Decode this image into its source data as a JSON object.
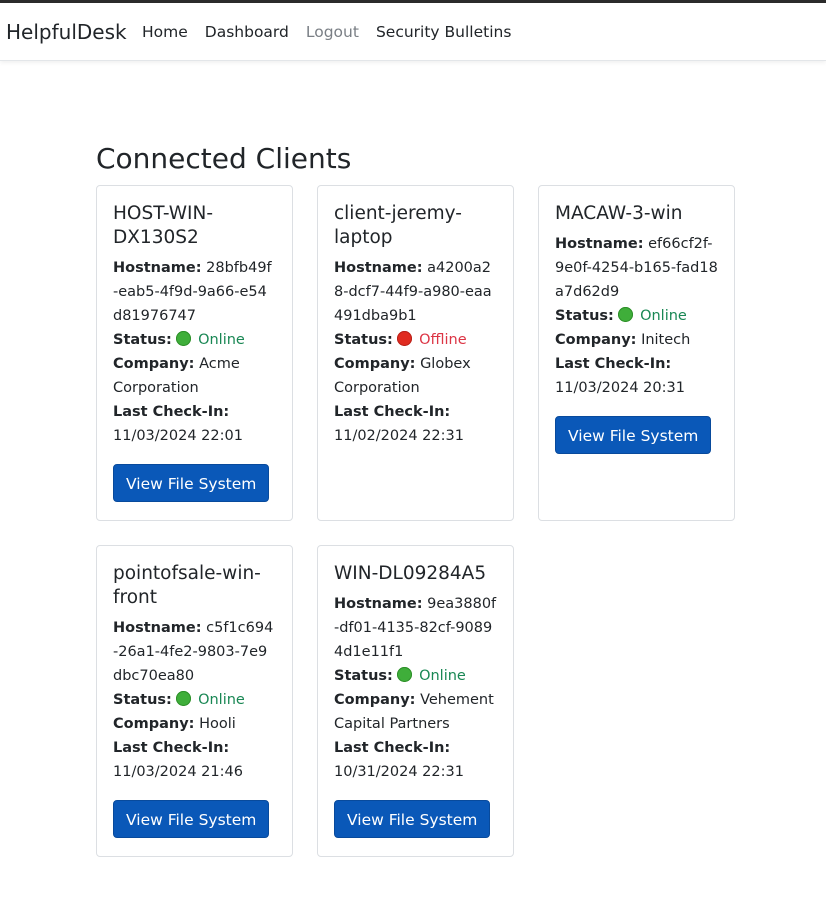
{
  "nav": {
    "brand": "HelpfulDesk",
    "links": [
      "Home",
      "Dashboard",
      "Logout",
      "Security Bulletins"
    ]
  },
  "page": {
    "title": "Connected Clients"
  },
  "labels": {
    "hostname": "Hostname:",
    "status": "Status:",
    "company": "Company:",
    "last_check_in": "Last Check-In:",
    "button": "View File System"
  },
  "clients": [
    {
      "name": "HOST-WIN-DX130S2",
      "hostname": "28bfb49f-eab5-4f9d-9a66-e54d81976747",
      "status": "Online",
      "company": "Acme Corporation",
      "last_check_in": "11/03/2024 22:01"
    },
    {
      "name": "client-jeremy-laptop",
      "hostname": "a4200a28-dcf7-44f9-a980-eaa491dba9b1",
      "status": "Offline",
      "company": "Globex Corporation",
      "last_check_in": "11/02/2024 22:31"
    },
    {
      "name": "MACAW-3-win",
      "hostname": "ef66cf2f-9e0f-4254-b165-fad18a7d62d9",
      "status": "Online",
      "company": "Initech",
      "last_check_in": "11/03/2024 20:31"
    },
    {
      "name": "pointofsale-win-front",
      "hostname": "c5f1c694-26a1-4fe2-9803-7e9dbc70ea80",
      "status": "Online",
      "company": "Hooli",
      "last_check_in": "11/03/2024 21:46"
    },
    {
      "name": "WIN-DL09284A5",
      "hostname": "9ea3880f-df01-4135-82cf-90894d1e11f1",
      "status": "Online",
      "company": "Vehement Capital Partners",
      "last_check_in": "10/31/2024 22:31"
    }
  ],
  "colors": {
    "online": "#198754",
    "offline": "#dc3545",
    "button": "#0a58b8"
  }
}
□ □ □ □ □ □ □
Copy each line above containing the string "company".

## Written response
    "company": "Company:",
      "company": "Acme Corporation",
      "company": "Globex Corporation",
      "company": "Initech",
      "company": "Hooli",
      "company": "Vehement Capital Partners",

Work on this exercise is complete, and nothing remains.